For some reason, I'm not quite sure why, our train was delayed and we came to an abrupt standstill on the tracks. For four hours we sat there in the same place as the people inside the car became steadily more anxious. Kids were running through the hallway, younger children starting to cry and everybody growing more frustrated by the minute. Once the train finally started moving again, it was relieving, but by this point, the romantic notion of train travel had died and my mind was only concerned with getting to Chengdu and getting off!

We did eventually arrive in Chengdu around 10:30pm (all of China is on Beijing time, there are no time zones) and rushed through the hordes of people who were waiting to meet someone at the station. Once we made it to our hostel, a short taxi ride away, we discovered that our room had been given away since we missed check-in and we were stuck in a dorm room without A/C!

It was a long, unglorious trip into Chengdu that reminded me of my first day in China. After getting off the flight and arriving in a smog-filled Beijing and then a subsequent three-hour bus ride to Tianjin, I was horrified at the thought of being in China for the next year. After a good night's sleep however, I was much better and I expect that this time will be the same as well...

Saturday, August 04, 2007

Not All Who Wander Are Lost (Hopefully)

Tomorrow morning I'll be leaving for Chengdu on a 30-hour train ride! I think Janet and I are finally going to get the tickets tonight. I've learned that traveling in China is exponentially more complicated than traveling in the United States where you can just hop in your car and find the nearest interstate or book bus or plane tickets online.

Here, you usually can only get a ticket in the city that the train leaves from, so our travel agency had to send a person to the Beijing train station to physically get the tickets and then return with them. Despite trying to get the tickets a week ago, they were apparently not being sold until only two days before the train leaves. I think Janet and I have both been very anxious about being able to get the tickets, travel halfway across the country and arrange to have our bags shipped to Hong Kong (where we will meet up with them later)!

I know once we get to Sichuan (四川) it will be worth the effort and I'll feel much better once Janet and I board the train tomorrow morning. I'm hoping to visit the Panda Breeding Center in Chengdu, home to about 60 Giant Pandas, and many other outdoor sites such as the LeShan Buddha, Emei Shan and Jiuzhaigou National Park.

Since we will be out traveling, I probably will not have regular updates for the next couple of weeks.
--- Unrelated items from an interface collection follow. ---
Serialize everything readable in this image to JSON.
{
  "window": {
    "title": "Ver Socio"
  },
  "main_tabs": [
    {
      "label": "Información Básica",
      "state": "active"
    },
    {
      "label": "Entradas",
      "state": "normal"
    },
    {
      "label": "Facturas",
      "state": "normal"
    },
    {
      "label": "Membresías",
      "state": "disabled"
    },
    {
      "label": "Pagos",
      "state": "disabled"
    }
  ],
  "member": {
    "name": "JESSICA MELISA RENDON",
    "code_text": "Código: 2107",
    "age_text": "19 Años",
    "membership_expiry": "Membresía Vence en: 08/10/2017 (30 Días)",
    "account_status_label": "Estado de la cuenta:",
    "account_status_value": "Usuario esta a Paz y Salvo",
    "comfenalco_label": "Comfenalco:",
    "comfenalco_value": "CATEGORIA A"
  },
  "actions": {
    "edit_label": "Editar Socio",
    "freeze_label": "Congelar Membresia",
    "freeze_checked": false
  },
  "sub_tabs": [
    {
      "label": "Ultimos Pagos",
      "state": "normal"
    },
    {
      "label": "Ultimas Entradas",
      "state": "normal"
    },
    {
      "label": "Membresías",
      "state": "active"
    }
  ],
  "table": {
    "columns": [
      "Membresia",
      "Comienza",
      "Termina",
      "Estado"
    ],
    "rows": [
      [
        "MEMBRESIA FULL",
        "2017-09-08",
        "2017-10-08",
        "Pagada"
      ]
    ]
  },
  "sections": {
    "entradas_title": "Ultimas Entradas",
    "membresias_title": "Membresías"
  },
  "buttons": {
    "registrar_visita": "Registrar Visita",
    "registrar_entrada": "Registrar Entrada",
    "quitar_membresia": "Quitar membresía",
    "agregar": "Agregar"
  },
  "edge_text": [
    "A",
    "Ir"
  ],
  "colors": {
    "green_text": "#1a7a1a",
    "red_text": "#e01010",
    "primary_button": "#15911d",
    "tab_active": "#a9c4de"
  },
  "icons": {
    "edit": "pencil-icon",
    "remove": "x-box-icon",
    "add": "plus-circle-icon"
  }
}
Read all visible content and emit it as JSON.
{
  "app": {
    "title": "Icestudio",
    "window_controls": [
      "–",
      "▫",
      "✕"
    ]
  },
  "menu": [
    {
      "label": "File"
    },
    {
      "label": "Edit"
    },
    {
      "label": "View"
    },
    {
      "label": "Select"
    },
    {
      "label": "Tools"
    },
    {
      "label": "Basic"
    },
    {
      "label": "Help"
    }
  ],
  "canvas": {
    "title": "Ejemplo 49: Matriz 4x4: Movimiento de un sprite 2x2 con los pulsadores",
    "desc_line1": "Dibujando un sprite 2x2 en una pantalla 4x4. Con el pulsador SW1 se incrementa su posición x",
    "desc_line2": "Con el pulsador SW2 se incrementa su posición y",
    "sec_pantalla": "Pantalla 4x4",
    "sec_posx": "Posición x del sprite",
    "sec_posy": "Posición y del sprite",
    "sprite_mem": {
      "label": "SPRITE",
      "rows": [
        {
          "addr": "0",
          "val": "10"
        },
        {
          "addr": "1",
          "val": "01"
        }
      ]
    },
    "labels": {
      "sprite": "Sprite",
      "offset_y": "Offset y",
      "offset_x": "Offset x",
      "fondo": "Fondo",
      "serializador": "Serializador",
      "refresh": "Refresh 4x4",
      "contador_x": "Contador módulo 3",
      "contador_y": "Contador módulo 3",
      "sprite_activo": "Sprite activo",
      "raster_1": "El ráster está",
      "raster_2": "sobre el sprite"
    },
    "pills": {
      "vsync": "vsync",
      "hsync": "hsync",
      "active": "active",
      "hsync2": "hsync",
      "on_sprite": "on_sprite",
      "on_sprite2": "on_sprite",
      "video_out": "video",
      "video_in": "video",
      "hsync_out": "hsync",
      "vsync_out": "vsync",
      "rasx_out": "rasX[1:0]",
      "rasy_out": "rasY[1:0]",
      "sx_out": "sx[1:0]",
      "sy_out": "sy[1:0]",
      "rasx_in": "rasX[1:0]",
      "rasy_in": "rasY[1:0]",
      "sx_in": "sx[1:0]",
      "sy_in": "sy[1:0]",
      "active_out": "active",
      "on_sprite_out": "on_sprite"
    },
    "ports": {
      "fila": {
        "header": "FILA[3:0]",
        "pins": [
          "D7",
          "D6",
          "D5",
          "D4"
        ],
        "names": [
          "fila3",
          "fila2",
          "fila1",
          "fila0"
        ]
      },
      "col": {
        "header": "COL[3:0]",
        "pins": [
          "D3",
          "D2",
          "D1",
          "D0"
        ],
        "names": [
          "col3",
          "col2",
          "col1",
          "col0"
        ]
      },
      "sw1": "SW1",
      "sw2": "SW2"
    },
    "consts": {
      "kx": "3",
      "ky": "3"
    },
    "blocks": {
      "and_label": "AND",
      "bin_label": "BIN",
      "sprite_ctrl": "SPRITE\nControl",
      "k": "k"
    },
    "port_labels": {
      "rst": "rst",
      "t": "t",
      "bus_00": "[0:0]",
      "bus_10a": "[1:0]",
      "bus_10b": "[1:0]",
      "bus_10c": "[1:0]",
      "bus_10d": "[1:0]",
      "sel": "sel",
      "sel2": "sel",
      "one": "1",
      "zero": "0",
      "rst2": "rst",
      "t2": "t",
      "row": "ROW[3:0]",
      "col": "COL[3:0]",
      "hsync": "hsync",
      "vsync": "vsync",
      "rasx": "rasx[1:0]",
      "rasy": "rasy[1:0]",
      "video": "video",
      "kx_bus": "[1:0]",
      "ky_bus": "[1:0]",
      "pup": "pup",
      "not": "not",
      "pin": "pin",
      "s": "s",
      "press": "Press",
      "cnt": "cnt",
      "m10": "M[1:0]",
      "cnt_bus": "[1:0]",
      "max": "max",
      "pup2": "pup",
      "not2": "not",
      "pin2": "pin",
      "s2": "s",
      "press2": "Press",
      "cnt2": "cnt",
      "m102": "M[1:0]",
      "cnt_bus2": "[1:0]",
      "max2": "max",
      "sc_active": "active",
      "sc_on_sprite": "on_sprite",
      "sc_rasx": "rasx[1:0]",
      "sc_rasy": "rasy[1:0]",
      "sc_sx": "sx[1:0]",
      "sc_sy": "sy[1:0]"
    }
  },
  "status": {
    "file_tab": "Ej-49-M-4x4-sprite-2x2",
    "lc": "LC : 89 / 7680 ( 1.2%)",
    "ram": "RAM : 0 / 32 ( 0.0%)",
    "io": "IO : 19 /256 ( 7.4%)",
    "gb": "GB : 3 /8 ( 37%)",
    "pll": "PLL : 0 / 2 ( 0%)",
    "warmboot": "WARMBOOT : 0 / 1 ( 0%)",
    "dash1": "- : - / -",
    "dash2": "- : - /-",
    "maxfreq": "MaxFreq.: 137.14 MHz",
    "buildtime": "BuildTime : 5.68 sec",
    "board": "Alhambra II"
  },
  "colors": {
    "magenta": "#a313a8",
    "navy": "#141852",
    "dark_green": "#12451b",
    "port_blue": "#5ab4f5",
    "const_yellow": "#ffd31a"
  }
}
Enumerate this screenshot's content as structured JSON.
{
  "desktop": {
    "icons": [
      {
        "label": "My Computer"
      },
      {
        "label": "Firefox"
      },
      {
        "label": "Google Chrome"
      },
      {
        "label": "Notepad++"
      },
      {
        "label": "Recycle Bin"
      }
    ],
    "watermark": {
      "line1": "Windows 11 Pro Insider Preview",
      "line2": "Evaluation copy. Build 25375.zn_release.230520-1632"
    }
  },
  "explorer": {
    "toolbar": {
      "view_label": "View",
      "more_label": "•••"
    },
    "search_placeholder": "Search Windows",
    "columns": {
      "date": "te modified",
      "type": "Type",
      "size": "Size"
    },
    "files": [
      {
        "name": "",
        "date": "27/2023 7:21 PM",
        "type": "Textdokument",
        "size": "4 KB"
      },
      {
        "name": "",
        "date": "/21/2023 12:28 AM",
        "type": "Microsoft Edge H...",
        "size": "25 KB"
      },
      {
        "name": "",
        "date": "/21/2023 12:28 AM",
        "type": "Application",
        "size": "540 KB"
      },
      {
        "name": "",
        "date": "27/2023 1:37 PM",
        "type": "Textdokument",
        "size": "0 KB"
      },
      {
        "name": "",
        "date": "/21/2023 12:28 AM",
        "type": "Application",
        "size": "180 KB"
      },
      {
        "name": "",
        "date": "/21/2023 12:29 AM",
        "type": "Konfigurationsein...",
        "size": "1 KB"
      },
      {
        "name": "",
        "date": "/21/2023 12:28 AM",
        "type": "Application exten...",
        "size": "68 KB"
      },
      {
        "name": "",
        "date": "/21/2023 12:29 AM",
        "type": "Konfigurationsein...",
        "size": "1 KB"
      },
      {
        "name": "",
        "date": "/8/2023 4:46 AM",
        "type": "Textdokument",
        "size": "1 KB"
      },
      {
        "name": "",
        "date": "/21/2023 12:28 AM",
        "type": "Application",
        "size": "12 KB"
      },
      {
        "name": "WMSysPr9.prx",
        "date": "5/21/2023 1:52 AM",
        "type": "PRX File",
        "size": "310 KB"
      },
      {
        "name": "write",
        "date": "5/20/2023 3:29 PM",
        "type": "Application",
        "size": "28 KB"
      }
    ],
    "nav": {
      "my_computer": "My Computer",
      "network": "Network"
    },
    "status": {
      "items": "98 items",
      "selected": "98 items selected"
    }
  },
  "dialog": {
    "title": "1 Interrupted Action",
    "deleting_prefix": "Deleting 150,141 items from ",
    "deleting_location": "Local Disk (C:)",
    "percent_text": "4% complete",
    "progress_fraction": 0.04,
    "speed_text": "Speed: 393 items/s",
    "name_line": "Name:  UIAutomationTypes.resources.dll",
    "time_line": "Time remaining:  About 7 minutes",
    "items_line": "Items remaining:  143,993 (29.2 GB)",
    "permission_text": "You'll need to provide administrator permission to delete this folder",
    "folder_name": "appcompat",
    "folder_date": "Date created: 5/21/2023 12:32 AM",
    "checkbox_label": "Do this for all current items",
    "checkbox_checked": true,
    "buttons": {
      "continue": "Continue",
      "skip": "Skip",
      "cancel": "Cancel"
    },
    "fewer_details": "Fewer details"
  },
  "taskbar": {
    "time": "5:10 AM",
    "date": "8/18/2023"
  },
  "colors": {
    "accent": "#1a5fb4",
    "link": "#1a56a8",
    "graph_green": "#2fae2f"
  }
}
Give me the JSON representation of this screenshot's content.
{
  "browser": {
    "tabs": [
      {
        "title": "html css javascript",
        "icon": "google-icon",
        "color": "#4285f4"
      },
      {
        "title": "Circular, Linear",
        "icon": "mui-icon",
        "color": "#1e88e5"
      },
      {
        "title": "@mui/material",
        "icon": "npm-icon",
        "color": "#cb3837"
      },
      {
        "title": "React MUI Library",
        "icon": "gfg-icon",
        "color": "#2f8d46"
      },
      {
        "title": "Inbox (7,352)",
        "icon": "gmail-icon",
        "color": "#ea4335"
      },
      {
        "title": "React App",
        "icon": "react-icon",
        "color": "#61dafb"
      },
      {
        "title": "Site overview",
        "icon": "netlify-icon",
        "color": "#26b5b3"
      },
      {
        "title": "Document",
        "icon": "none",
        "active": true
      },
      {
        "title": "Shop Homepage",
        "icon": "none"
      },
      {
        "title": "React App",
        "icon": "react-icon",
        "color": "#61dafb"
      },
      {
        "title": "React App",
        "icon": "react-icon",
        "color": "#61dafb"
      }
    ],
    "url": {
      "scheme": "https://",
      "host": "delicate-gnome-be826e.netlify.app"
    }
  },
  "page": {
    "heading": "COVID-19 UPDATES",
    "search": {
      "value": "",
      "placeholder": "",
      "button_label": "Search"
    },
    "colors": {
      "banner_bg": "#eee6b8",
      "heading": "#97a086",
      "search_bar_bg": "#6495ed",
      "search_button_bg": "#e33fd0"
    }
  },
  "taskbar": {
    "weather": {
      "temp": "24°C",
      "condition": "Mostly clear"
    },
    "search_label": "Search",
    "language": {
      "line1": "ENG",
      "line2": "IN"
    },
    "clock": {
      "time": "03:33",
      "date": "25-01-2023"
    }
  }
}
We are currently planning to fly into Hong Kong (香港) and will probably try and arrive on either August 22 or 23; our visas expire on the 23rd and the train ride is 3 days long! Once there, I know I will have many new things to post and hopefully lots of great pictures to share!